“I need in-person lessons and teaching,” Rivera said. “At school is where I feel the most successful.”

For Ms. Moran, there is a bit of uncertainty as to how well the hybrid schedule would improve learning. “I think we can adapt, I know we can do it, but I’m just not sure how much more effective it would be than what we’re currently doing,” she said. With students spread out between on-campus instruction and digital learning, she said that juggling two different methods of learning in the hybrid schedule might not necessarily be more effective than continuing online. 

Another downside to being away from campus is the typical social interaction between students and teachers that is difficult to replicate over Zoom. “As a senior, I was really excited to go back,” Chalmers said. “I was really excited to sit in a classroom… [I miss] being able to physically talk to teachers and ask questions.”

For teachers, returning through a hybrid schedule means a more overwhelming workload, as they would be teaching in-person lessons as well as online lessons. “I do feel that students seeing each other in person has a huge benefit on their social [and] emotional well being too,” Ms. Moran said. “So, when it comes to the time when we can [be on campus]… that would outweigh the work that I would put in.”

In hopes to maximize the social connections between students, the breakout room feature has been utilized by many teachers on Zoom. “It’s the little social interaction[s],” Chalmers said. “Those little moments when we break off into the groups… and you’re working together.”

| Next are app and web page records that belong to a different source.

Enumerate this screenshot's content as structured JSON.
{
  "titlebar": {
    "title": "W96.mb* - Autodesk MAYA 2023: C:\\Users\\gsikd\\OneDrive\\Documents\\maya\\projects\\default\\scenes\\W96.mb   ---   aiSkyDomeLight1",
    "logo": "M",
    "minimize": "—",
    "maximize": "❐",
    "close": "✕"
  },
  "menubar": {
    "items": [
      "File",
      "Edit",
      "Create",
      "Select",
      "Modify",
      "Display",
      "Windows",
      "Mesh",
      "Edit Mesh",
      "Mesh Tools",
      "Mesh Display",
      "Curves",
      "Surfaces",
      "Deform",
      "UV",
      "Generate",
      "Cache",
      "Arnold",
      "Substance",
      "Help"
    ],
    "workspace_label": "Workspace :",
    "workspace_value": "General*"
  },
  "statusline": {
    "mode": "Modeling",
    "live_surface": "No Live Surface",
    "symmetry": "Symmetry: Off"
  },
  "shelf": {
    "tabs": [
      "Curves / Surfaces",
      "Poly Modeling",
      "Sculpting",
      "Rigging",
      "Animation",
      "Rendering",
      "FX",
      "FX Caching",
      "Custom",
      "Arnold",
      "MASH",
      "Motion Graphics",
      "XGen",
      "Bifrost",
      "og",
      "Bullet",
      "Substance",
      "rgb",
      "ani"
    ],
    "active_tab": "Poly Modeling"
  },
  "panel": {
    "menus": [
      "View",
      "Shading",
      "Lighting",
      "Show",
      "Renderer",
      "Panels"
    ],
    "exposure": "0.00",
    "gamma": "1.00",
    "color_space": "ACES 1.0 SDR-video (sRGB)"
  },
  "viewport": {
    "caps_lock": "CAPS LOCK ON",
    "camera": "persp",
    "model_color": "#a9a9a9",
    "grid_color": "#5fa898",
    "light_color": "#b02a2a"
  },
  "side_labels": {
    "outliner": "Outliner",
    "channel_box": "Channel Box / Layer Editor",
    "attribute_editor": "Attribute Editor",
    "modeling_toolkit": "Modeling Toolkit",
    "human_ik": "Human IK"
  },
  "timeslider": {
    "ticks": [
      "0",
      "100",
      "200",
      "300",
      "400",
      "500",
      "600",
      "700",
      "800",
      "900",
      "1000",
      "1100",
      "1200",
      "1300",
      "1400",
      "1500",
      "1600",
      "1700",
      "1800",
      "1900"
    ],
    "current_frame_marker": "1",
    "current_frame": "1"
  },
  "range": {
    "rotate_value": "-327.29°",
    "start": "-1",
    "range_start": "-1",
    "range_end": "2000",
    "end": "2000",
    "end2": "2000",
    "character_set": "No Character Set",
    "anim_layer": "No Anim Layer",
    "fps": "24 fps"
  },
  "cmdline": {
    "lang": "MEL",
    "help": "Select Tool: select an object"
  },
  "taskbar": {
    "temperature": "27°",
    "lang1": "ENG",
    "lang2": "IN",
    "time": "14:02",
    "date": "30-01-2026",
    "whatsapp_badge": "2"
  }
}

Being on Zoom, especially in smaller groups, helps people to see that others are in the same position we are, Ms. Moran said. “We maybe intellectually knew that, but I think that sometimes seeing it and intellectually knowing it are two different things,” she said. “This way, we actually get to see that we’re in this together.”

In addition to the academic benefits of in-person learning, being at school allows for more interaction in the community. With the chance to be on campus comes more opportunities for student life. 

School dances, assemblies, prom, and graduation are all events that may be affected in the long term due to social distancing guidelines. While prom and graduation are months away, “there’s definitely a possibility [that] it might not happen, so it’s something I worry about,” Nguyen said. 

Chalmers also expressed her concern about being able to connect through student life, especially if people do not practice social distancing. “I’m worried that they’re going to give us an opportunity like [prom],” she said, “and we’re just going to blow it.”

The day the community will return to campus is still up in the air, and for some, it is more of a hope than an anticipated event. 

“It’s so unpredictable,” Burgher said. She hopes that at least by the end of the year there will be groups allowed on campus for classes. 

However, a return to campus poses a risk of infection for both students and staff. “I get worried about getting sick,” Rivera said, “but I also don’t mind going back to school with face coverings as long as people do their part to the best of their abilities.” 

For Burgher, the concern lies in the question of how well students will actually follow guidelines at school. “I do trust the guidelines and that they work,” she said. “The only thing I’m worried about is people not following them.”

For student athletes, sports seasons have been adjusted by OSAA to prevent the spread of the coronavirus. Rivera in particular said that her volleyball team is able to do “small group trainings,” but the official season is not set to begin until March.

“I miss being able to go to sports games and overall just being with other people,” she said. 

Until the La Salle community is allowed to convene on campus for events, athletics, or other opportunities, Nguyen hopes that students will participate in the digital events that are planned through the student life center. 

“We’re trying to have assemblies, or masses or prayer services, and we really hope that students take part in that even though it might not be required,” he said. “I think it’s a big part of school pride and school spirit to be a part of those events even though we’re at home.”